::: Records shown :::
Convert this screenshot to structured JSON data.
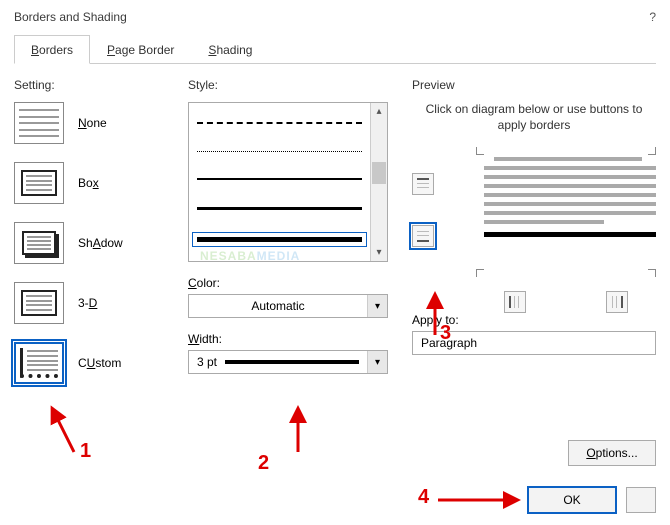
{
  "window": {
    "title": "Borders and Shading",
    "help": "?"
  },
  "tabs": [
    {
      "label": "Borders",
      "accel": "B",
      "active": true
    },
    {
      "label": "Page Border",
      "accel": "P",
      "active": false
    },
    {
      "label": "Shading",
      "accel": "S",
      "active": false
    }
  ],
  "setting": {
    "label": "Setting:",
    "items": [
      {
        "key": "none",
        "label": "None",
        "accel": "N"
      },
      {
        "key": "box",
        "label": "Box",
        "accel": "x"
      },
      {
        "key": "shadow",
        "label": "Shadow",
        "accel": "A"
      },
      {
        "key": "3d",
        "label": "3-D",
        "accel": "D"
      },
      {
        "key": "custom",
        "label": "Custom",
        "accel": "U",
        "selected": true
      }
    ]
  },
  "style": {
    "label": "Style:"
  },
  "color": {
    "label": "Color:",
    "value": "Automatic"
  },
  "width": {
    "label": "Width:",
    "value": "3 pt"
  },
  "preview": {
    "label": "Preview",
    "hint": "Click on diagram below or use buttons to apply borders"
  },
  "apply": {
    "label": "Apply to:",
    "value": "Paragraph"
  },
  "buttons": {
    "options": "Options...",
    "ok": "OK"
  },
  "ann": {
    "n1": "1",
    "n2": "2",
    "n3": "3",
    "n4": "4"
  },
  "watermark": "NESABAMEDIA"
}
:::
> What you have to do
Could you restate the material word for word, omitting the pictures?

> Exercise solution
Convert this screenshot to structured JSON data.
{
  "window": {
    "title": "Borders and Shading",
    "help": "?"
  },
  "tabs": [
    {
      "label": "Borders",
      "accel": "B",
      "active": true
    },
    {
      "label": "Page Border",
      "accel": "P",
      "active": false
    },
    {
      "label": "Shading",
      "accel": "S",
      "active": false
    }
  ],
  "setting": {
    "label": "Setting:",
    "items": [
      {
        "key": "none",
        "label": "None",
        "accel": "N"
      },
      {
        "key": "box",
        "label": "Box",
        "accel": "x"
      },
      {
        "key": "shadow",
        "label": "Shadow",
        "accel": "A"
      },
      {
        "key": "3d",
        "label": "3-D",
        "accel": "D"
      },
      {
        "key": "custom",
        "label": "Custom",
        "accel": "U",
        "selected": true
      }
    ]
  },
  "style": {
    "label": "Style:"
  },
  "color": {
    "label": "Color:",
    "value": "Automatic"
  },
  "width": {
    "label": "Width:",
    "value": "3 pt"
  },
  "preview": {
    "label": "Preview",
    "hint": "Click on diagram below or use buttons to apply borders"
  },
  "apply": {
    "label": "Apply to:",
    "value": "Paragraph"
  },
  "buttons": {
    "options": "Options...",
    "ok": "OK"
  },
  "ann": {
    "n1": "1",
    "n2": "2",
    "n3": "3",
    "n4": "4"
  },
  "watermark": "NESABAMEDIA"
}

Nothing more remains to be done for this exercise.